Bell is leaving to become assistant to manager Jan Siewert at the recently relegated Huddersfield Town, after two years at the helm with Ireland.

Speaking to RTÉ Sport following the news of his departure, Bell explained how negotiations with the FAI about his future failed to reach a positive outcome.

He says he came to the FAI with a plan to improve progression in the women's game, but claims that their response to his suggestion "wasn't good enough for me." He went onto say that the overall growth of women's football in Ireland is "going too slow as far as I'm concerned."

"I had a fantastic offer which I declined," said Bell when outlining the background behind his decision to leave his position. "And then Huddersfield made a better offer and then I told the FAI what was going on.

"Then the question was 'What do we have to do to keep you?' We went through a few things and had some really good conversations. I made a list of things that I thought needed to be done and how my position should then be defined.

"We were speaking over the next four years. We were all very optimistic that that would happen. After a board meeting on Thursday evening, this was not able to come to fruition unfortunately. So I had to make a decision to leave the FAI."

He added: "One side of me is very honoured to get the offer from a championship side who just left the Premier League. But I'm hoping that the girls can carry on the way we've been carrying on. I'm absolutely devastated to give up this team, I've loved working in Ireland, I've loved working with the girls.

"It's been a real roller-coaster emotional last few days. One side of me is very happy and honoured, the other side of me is absolutely gutted to leave such a fantastic set of players." 

Peter Collins put it to Bell that financial constraints in the FAI could have been factor in the breakdown of their negotiations. Bell replied:

"I think the board at the moment want to play safe but I think it would have been a fantastic opportunity in this time when things are very negative. It is a lot of stress for a lot of people, I appreciate that. I think it would have been a fantastic move to really show that we want to grow the women's game in Ireland.

'I think I had a good plan in place,' says Bell

"Like I say, it just wasn't possible. I'm very lucky to have an offer I could go to. But the FAI have to make sure that the women's game continues to grow and I think the plan that I had would have helped this.

"I think the women's national team has come on leaps and bounds but I was a little bit frustrated that the structures for underage football and the women's national league was too slow, I think.

"I think I had a good plan in place to improve that. I was told that things would carry on as they are to start off and we'll see what happens.

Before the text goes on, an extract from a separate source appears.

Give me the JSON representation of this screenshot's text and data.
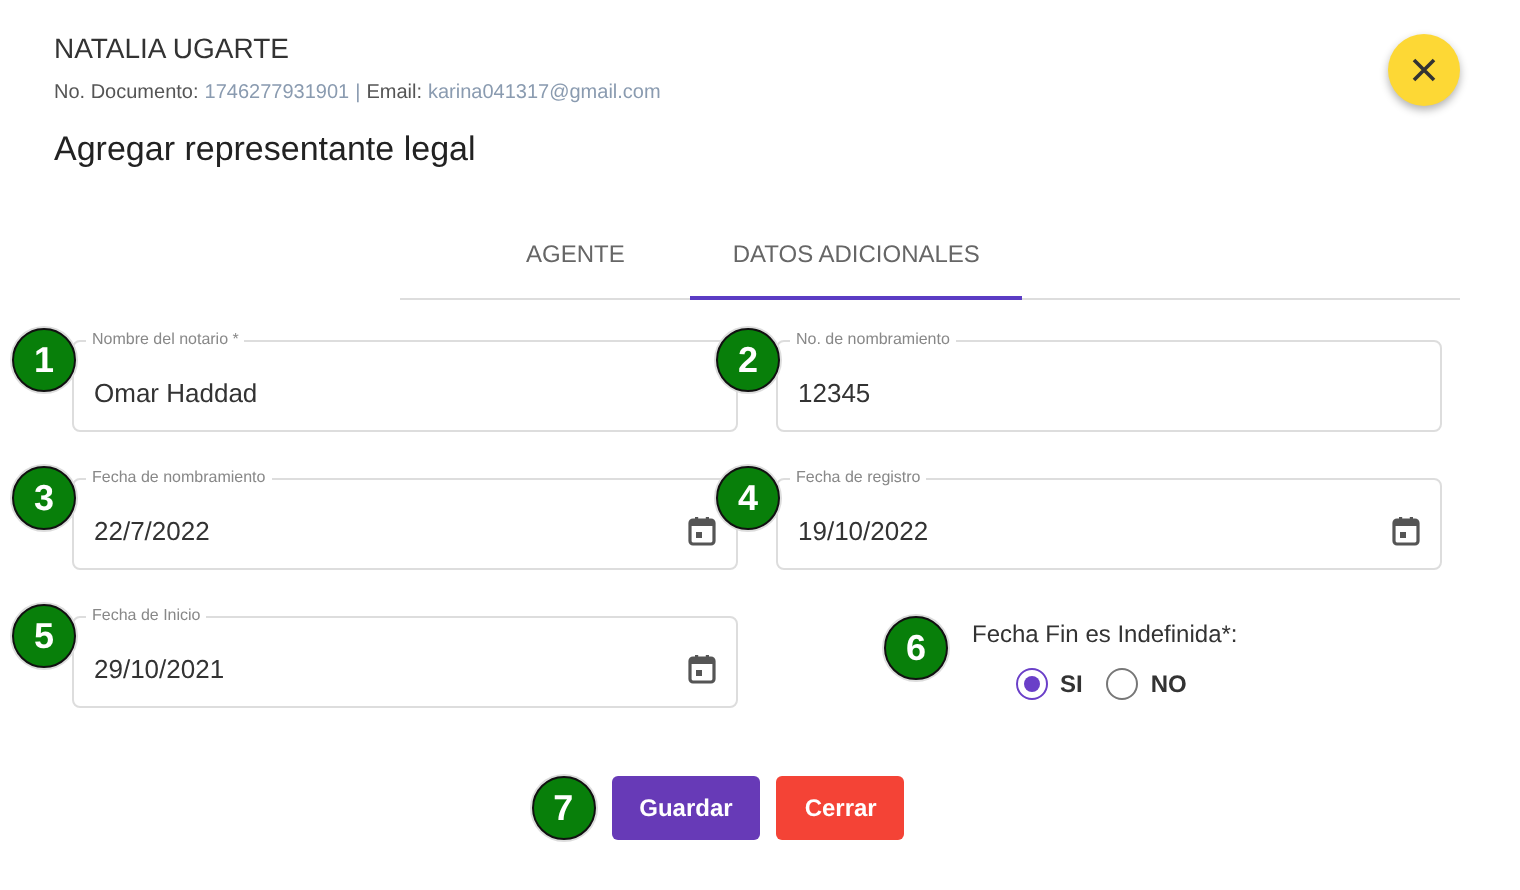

That wasn't good enough for me, I wanted progression at every level and I think I would have been really able to grow the game. I'm sure it will grow because we've got a great set of girls.

"The progress in and around the women's game is just going too slow as far as I'm concerned."